Failed? Join The Club

“Flops are a part of life’s menu and I’’ve never been a girl to miss out on any of the courses.”” – Rosalind Russell

When I talk about success, people sometimes get the idea that I have had nothing but. The truth is I am constantly failing. In small things and in important ones. One particular failure – my inability to be a good waiter –still haunts me.

I was in my 20s, going to college and supporting myself by writing essays for other students and, on weekends, waiting at Scottie’s Restaurant. Scottie was Jewish, but he decided early in his career that appropriating a crude Scottish accent would make him successful. And perhaps it did. The restaurant was one of the busiest for miles.

About six weeks after I started, Scottie called me into his office. (Imagine the following said with a crude Scottish accent.)

“Mark, me boy. I’ve got to talk with ye.”

“What is it, Scottie?”

“I’’m sorry to tell ye this, lad, but I must let ye go.”

“Let me go, Scottie? But why? I haven’t missed a day. Haven’’t come in late. And I’’ve never dropped a tray.”

“It’’s not that, my son.”

“Then what is it?”A grave look came over his face. He shook his head. “Oh, don’’t make me tell ye.”“Scottie. You must tell me. I deserve to know.”He bowed his head and thought a moment. Then he put a hand on my shoulder and looked me in the eye. “OK,” says he. “I’’ll put it to you straight.”

I took a deep breath as he paused.

“You’’re a hump, me boy. You’’re a hump.”

I never found the courage to ask him what a hump was. I took off my apron and left, not even bothering to get my tips for the night. The shame has never left me.
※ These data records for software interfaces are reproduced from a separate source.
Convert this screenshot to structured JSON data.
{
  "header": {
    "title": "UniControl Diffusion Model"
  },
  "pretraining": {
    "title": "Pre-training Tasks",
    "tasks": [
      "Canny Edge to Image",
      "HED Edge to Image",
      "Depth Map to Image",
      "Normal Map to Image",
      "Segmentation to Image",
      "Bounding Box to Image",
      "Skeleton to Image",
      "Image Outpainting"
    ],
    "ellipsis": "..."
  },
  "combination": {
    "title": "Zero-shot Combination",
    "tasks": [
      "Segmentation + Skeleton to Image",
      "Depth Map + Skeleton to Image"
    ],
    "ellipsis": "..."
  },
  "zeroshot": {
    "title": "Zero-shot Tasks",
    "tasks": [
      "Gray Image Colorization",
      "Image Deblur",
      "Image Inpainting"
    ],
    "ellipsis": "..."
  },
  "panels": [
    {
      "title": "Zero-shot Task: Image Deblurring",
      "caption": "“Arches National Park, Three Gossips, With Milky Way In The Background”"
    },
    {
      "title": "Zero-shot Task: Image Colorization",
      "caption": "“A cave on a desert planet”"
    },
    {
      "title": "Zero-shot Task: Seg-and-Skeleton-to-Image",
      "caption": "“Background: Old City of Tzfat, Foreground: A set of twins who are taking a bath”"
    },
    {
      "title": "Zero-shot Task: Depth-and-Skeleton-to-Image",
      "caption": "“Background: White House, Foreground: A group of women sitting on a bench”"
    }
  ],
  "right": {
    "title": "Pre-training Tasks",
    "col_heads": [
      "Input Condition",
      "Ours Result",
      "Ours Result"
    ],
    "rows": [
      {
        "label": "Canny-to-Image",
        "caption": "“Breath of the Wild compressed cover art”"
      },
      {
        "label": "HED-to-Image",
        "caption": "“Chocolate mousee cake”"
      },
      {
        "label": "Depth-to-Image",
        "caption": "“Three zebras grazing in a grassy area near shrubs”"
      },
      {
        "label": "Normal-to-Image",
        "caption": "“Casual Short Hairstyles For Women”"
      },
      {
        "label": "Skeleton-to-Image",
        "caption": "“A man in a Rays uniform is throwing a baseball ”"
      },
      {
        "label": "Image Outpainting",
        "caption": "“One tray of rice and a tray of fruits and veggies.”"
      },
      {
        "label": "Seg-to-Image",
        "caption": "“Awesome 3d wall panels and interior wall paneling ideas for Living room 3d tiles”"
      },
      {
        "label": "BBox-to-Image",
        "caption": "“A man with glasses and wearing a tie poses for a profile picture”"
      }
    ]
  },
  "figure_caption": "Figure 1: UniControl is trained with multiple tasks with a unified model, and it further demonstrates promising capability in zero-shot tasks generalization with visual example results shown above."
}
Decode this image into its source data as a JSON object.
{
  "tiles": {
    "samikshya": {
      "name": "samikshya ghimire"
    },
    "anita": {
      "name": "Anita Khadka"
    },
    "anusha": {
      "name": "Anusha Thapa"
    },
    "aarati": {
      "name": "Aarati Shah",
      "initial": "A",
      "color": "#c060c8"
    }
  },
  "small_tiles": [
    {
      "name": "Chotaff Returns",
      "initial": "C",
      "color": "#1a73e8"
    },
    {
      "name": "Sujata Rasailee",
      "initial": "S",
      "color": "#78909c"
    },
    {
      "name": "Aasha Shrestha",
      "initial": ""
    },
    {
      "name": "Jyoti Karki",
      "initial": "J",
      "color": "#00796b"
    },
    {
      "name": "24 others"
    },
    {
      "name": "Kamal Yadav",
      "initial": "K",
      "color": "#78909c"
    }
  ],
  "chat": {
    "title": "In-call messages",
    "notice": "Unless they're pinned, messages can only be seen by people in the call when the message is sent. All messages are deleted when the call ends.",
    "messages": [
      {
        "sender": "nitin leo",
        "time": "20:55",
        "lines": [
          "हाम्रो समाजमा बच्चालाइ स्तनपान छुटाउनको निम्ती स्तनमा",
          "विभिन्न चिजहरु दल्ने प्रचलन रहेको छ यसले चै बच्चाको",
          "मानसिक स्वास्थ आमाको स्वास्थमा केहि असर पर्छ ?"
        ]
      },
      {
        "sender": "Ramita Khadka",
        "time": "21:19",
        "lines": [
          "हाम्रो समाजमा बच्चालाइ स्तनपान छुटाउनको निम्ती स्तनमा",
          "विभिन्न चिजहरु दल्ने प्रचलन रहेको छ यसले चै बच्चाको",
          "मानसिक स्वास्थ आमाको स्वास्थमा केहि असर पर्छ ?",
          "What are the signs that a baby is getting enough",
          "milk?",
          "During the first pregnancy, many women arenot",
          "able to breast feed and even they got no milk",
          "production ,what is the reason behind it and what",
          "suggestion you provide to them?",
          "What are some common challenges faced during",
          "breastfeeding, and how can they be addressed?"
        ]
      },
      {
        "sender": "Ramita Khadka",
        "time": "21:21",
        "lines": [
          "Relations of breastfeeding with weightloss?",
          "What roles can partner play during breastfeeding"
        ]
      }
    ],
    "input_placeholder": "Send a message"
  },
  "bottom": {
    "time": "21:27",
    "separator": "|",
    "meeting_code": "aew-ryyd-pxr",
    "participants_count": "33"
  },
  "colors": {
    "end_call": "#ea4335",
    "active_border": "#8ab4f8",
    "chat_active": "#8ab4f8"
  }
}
Walt Disney had this to say about failure:

“I think it’’s important to have a good hard failure when you are young. I learned a lot out of that. Because it makes you kind of aware of what can happen to you. Because of it, I’’ve never had any fear in my whole life when we’ve been near collapse and all of that. Once you‘’ve lived through the worst, you’’re never quite as vulnerable afterwards.”

I hope you’’ve had your big failure already –and have learned from it. If not, remember Walt Disney’’s words when it happens.

[Ed. Note: Mark Morgan Ford was the creator of Early To Rise. In 2011, Mark retired from ETR and now writes the Palm Beach Letter. His advice, in our opinion, continues to get better and better with every essay, particularly in the controversial ones we have shared today. We encourage you to read everything you can that has been written by Mark.]